Growth characteristics of grass and legume cultivars and their potential for land reclamation; a laboratory experiment; Derelict Land Reclamation Unit, University of York, North Yorkshire, England
Published source details
Elias C.O. & Chadwick M.J. (1979) Growth characteristics of grass and legume cultivars and their potential for land reclamation. Journal of Applied Ecology, 16, 537-544
Published source details Elias C.O. & Chadwick M.J. (1979) Growth characteristics of grass and legume cultivars and their potential for land reclamation. Journal of Applied Ecology, 16, 537-544
Screening of commercially available grass and legume species and cultivars to assess their potential for use in reclamation schemes may enhance revegetation attempts. For example, some cultivars have been selected for characteristics (e.g. salt tolerance, zinc tolerance, low maintenance) that may be useful in revegetation of waste materials. In a laboratory experiment, a study assessed growth characteristics of 40 grass and legume cultivars and their potential for use in reclamation schemes.
The study was undertaking by the Derelict Land Reclamation Unit in growing rooms at the University of York, North Yorkshire, England. Forty cultivars of grasses and herbaceous legumes were grown (Table 1, attached) and included cultivars bred for both agricultural and amenity use.
The plants were grown in cabinets under a 20/15 ºC day/night temperature regime with a 16 h photoperiod. Relative humidity was 60-70%. Plants were grown singly in 500 cm³ of sand in polythene containers supplied with Long Ashton nutrient solution (N 125 mg /1, P 42 mg/1, K 78 mg/1).
Seedlings in containers were arranged in a randomized block design, with two blocks in each of three growth rooms, giving six replicates. Over the 5-week long experimental period, grass and legume samples were taken at weeks 2, 3, 4 and 5. Six plants (one from each replicate) per cultivar were taken at each harvest. These were subdivided into roots, stems and leaves, dried and weighed.
Differences in relative growth rates between cultivars of anyone species were almost all very small. There were significant differences between the common bent-grass Agrostis tenuis cultivars Highland and Boral; Highland having the highest relative growth rate and shoot-weight ratio. Dry weight data was more variable. Unsurprisingly between species differences were far greater both in terms of growth rates and biomass ratios.
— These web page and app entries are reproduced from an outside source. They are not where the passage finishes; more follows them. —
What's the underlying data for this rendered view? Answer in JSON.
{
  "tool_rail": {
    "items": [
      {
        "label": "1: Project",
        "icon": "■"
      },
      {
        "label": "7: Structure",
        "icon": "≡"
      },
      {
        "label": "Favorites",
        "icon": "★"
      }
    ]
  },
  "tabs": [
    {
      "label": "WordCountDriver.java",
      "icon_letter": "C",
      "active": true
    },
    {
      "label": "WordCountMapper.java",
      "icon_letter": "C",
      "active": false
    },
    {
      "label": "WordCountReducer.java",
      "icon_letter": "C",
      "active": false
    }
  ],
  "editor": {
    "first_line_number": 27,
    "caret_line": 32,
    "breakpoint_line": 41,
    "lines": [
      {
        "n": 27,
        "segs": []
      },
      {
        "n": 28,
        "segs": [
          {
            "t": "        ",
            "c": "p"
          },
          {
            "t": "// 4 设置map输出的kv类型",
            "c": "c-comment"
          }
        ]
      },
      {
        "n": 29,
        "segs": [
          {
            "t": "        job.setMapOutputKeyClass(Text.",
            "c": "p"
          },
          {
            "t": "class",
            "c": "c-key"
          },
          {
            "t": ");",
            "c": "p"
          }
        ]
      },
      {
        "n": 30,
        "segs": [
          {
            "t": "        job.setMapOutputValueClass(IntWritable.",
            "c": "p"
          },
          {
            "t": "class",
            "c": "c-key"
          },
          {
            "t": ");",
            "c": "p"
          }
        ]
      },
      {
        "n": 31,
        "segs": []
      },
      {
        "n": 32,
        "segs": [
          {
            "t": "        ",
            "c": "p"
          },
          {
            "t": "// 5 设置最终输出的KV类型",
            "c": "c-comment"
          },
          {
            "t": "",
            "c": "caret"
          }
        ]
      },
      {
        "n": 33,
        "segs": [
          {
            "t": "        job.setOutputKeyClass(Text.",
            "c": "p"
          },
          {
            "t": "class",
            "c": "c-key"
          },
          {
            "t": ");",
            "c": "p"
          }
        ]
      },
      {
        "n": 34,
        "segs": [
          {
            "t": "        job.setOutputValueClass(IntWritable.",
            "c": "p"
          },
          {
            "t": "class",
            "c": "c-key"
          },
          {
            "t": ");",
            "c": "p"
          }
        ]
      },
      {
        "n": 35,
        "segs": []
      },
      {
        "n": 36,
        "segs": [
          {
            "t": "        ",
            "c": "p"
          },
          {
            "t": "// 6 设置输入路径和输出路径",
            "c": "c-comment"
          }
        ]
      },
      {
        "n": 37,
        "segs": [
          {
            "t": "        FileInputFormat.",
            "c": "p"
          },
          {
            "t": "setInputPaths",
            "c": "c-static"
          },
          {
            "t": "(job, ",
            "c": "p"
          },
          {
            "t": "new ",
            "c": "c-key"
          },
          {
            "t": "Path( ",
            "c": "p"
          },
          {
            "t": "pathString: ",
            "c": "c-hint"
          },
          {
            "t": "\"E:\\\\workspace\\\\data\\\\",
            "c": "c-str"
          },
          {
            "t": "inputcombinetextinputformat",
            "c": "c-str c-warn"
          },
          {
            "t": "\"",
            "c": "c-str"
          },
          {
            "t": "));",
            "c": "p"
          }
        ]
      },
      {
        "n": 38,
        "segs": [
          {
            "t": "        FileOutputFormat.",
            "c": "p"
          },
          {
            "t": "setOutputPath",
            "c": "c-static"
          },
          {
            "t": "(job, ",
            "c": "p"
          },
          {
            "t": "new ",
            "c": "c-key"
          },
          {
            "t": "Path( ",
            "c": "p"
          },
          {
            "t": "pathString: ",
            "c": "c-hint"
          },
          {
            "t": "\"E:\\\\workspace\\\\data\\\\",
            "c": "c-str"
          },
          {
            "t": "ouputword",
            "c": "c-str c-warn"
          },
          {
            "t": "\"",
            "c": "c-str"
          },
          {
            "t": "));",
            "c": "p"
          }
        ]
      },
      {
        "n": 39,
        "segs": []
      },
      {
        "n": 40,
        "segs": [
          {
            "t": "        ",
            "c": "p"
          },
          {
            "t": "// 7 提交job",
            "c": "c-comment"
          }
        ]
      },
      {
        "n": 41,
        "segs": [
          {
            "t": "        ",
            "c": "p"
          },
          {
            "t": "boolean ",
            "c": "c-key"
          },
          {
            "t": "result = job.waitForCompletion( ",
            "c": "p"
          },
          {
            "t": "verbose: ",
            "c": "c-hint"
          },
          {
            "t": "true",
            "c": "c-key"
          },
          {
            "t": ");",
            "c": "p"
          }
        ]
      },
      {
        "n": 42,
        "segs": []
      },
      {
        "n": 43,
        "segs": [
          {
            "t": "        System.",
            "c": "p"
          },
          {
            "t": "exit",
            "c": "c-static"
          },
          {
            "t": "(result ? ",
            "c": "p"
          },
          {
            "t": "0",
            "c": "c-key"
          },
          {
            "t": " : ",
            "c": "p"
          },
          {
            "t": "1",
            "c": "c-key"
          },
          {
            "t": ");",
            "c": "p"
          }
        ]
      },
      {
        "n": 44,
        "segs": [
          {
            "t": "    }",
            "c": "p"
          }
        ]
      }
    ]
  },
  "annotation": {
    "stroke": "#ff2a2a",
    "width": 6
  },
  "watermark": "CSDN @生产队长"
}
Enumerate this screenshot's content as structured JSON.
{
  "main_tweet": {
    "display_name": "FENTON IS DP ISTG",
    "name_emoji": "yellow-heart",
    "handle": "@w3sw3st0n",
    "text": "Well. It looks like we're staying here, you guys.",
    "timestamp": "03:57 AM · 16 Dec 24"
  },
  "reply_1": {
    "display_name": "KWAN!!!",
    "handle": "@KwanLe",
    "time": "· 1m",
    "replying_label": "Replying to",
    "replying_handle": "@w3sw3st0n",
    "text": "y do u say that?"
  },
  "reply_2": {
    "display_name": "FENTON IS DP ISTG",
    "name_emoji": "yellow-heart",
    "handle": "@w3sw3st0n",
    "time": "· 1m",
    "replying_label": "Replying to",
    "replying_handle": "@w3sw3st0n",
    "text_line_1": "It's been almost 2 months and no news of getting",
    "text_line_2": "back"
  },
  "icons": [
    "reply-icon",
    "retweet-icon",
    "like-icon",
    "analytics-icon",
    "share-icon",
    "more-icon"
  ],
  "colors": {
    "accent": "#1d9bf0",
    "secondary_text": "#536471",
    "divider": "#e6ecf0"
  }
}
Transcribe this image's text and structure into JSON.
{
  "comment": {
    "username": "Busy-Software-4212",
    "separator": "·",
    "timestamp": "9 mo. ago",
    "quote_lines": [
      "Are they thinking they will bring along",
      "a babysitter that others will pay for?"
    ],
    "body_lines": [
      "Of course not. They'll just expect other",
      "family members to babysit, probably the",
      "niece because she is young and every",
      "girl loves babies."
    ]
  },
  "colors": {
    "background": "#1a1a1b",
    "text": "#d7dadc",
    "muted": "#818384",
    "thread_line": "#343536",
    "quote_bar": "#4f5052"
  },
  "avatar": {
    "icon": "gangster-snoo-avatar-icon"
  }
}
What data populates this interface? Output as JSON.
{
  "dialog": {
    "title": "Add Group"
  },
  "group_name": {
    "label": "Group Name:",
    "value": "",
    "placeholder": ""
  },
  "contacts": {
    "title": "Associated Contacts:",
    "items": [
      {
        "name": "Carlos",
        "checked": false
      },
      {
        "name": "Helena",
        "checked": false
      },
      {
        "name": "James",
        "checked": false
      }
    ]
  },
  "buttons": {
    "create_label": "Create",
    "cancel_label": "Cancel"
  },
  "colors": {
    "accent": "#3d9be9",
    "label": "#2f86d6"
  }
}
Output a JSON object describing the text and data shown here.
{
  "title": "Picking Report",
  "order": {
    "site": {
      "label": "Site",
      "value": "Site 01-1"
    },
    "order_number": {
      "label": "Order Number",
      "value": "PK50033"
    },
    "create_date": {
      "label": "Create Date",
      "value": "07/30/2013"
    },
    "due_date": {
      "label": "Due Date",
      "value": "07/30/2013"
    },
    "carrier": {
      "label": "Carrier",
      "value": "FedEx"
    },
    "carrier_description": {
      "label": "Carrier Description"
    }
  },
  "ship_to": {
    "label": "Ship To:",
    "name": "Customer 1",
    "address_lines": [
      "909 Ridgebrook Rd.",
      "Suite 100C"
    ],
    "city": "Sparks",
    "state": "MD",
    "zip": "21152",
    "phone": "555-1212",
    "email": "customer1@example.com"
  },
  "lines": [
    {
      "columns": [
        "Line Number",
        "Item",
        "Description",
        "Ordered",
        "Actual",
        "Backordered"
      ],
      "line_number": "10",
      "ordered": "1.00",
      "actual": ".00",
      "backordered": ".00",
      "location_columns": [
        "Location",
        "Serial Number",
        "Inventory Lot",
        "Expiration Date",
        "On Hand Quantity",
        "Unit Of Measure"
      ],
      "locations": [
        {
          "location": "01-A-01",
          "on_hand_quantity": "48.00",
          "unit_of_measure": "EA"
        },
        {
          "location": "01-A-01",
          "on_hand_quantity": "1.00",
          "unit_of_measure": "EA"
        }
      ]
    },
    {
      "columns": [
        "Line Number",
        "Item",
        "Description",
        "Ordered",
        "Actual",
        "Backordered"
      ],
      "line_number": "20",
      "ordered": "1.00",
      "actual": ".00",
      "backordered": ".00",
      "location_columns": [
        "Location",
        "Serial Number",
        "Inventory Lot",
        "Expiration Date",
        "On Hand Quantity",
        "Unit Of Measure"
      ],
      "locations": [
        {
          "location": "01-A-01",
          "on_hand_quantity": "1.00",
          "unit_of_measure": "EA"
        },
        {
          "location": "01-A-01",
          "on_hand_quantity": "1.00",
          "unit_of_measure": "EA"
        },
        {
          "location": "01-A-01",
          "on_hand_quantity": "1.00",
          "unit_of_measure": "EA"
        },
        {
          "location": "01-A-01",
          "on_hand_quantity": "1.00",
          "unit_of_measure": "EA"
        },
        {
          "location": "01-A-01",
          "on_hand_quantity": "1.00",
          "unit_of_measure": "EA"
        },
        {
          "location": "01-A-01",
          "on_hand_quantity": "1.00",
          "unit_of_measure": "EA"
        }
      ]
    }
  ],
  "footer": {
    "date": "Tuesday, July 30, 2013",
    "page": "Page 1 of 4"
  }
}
It was apparent that some legumes successfully used in waste land reclamation e.g. crown vetch Coronilla varia and bird’s-foot trefoil Lotus corniculatus, had relatively high root-weight ratios indicating a substantial root system.
The productive grasses commonly grown in agriculture (e.g. perennial rye-grass Lolium perenne, cock’s-foot Dactylis glomerata and smooth meadow-grass Poa pratense) showed a higher growth rate than those less commonly used for this purpose (e.g. fine-leaved fescue Festuca tenuifolia).
Conclusions: There were few differences in growth characteristics between cultivars within the species studied. Grass and legume species with a high relative growth rates are considered only likely to grow successfully on substrates which are nutrient deficient where fertilizer has been added. Species with a low growth rate are likely to be more successful on nutrient-deficient substrates such as colliery spoil.